Records drawn from a dataset:
——————————
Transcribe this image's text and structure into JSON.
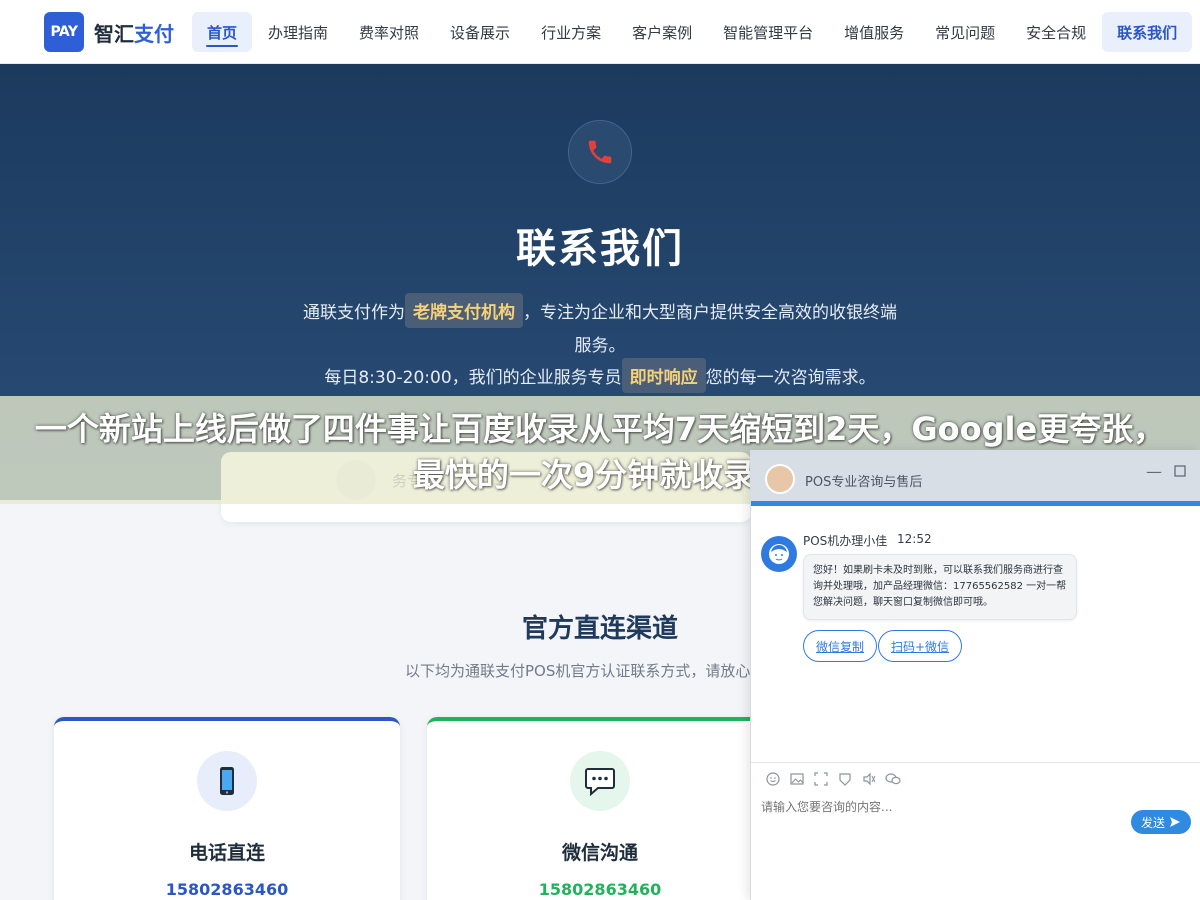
{
  "header": {
    "logo_text": "PAY",
    "brand_part1": "智汇",
    "brand_part2": "支付",
    "nav": [
      "首页",
      "办理指南",
      "费率对照",
      "设备展示",
      "行业方案",
      "客户案例",
      "智能管理平台",
      "增值服务",
      "常见问题",
      "安全合规",
      "联系我们"
    ]
  },
  "hero": {
    "title": "联系我们",
    "line1_pre": "通联支付作为",
    "line1_highlight": "老牌支付机构",
    "line1_post": "，专注为企业和大型商户提供安全高效的收银终端",
    "line2": "服务。",
    "line3_pre": "每日8:30-20:00，我们的企业服务专员",
    "line3_highlight": "即时响应",
    "line3_post": "您的每一次咨询需求。"
  },
  "overlay_banner": {
    "text": "一个新站上线后做了四件事让百度收录从平均7天缩短到2天，Google更夸张，最快的一次9分钟就收录了"
  },
  "under_card": {
    "text": "务专"
  },
  "section": {
    "title": "官方直连渠道",
    "subtitle": "以下均为通联支付POS机官方认证联系方式，请放心"
  },
  "cards": [
    {
      "title": "电话直连",
      "phone": "15802863460",
      "icon": "phone-icon"
    },
    {
      "title": "微信沟通",
      "phone": "15802863460",
      "icon": "chat-icon"
    }
  ],
  "chat": {
    "header_title": "POS专业咨询与售后",
    "agent_name": "POS机办理小佳",
    "time": "12:52",
    "message": "您好！如果刷卡未及时到账，可以联系我们服务商进行查询并处理哦，加产品经理微信：17765562582 一对一帮您解决问题，聊天窗口复制微信即可哦。",
    "quick_buttons": [
      "微信复制",
      "扫码+微信"
    ],
    "input_placeholder": "请输入您要咨询的内容...",
    "send_label": "发送"
  },
  "colors": {
    "primary": "#2a56c6",
    "green": "#21b35c",
    "hero_bg": "#1c3a5e",
    "highlight_text": "#f5d27a",
    "chat_blue": "#2f8ae0"
  }
}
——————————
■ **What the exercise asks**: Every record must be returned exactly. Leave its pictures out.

■ **Response to the task**:
Transcribe this image's text and structure into JSON.
{
  "header": {
    "logo_text": "PAY",
    "brand_part1": "智汇",
    "brand_part2": "支付",
    "nav": [
      "首页",
      "办理指南",
      "费率对照",
      "设备展示",
      "行业方案",
      "客户案例",
      "智能管理平台",
      "增值服务",
      "常见问题",
      "安全合规",
      "联系我们"
    ]
  },
  "hero": {
    "title": "联系我们",
    "line1_pre": "通联支付作为",
    "line1_highlight": "老牌支付机构",
    "line1_post": "，专注为企业和大型商户提供安全高效的收银终端",
    "line2": "服务。",
    "line3_pre": "每日8:30-20:00，我们的企业服务专员",
    "line3_highlight": "即时响应",
    "line3_post": "您的每一次咨询需求。"
  },
  "overlay_banner": {
    "text": "一个新站上线后做了四件事让百度收录从平均7天缩短到2天，Google更夸张，最快的一次9分钟就收录了"
  },
  "under_card": {
    "text": "务专"
  },
  "section": {
    "title": "官方直连渠道",
    "subtitle": "以下均为通联支付POS机官方认证联系方式，请放心"
  },
  "cards": [
    {
      "title": "电话直连",
      "phone": "15802863460",
      "icon": "phone-icon"
    },
    {
      "title": "微信沟通",
      "phone": "15802863460",
      "icon": "chat-icon"
    }
  ],
  "chat": {
    "header_title": "POS专业咨询与售后",
    "agent_name": "POS机办理小佳",
    "time": "12:52",
    "message": "您好！如果刷卡未及时到账，可以联系我们服务商进行查询并处理哦，加产品经理微信：17765562582 一对一帮您解决问题，聊天窗口复制微信即可哦。",
    "quick_buttons": [
      "微信复制",
      "扫码+微信"
    ],
    "input_placeholder": "请输入您要咨询的内容...",
    "send_label": "发送"
  },
  "colors": {
    "primary": "#2a56c6",
    "green": "#21b35c",
    "hero_bg": "#1c3a5e",
    "highlight_text": "#f5d27a",
    "chat_blue": "#2f8ae0"
  }
}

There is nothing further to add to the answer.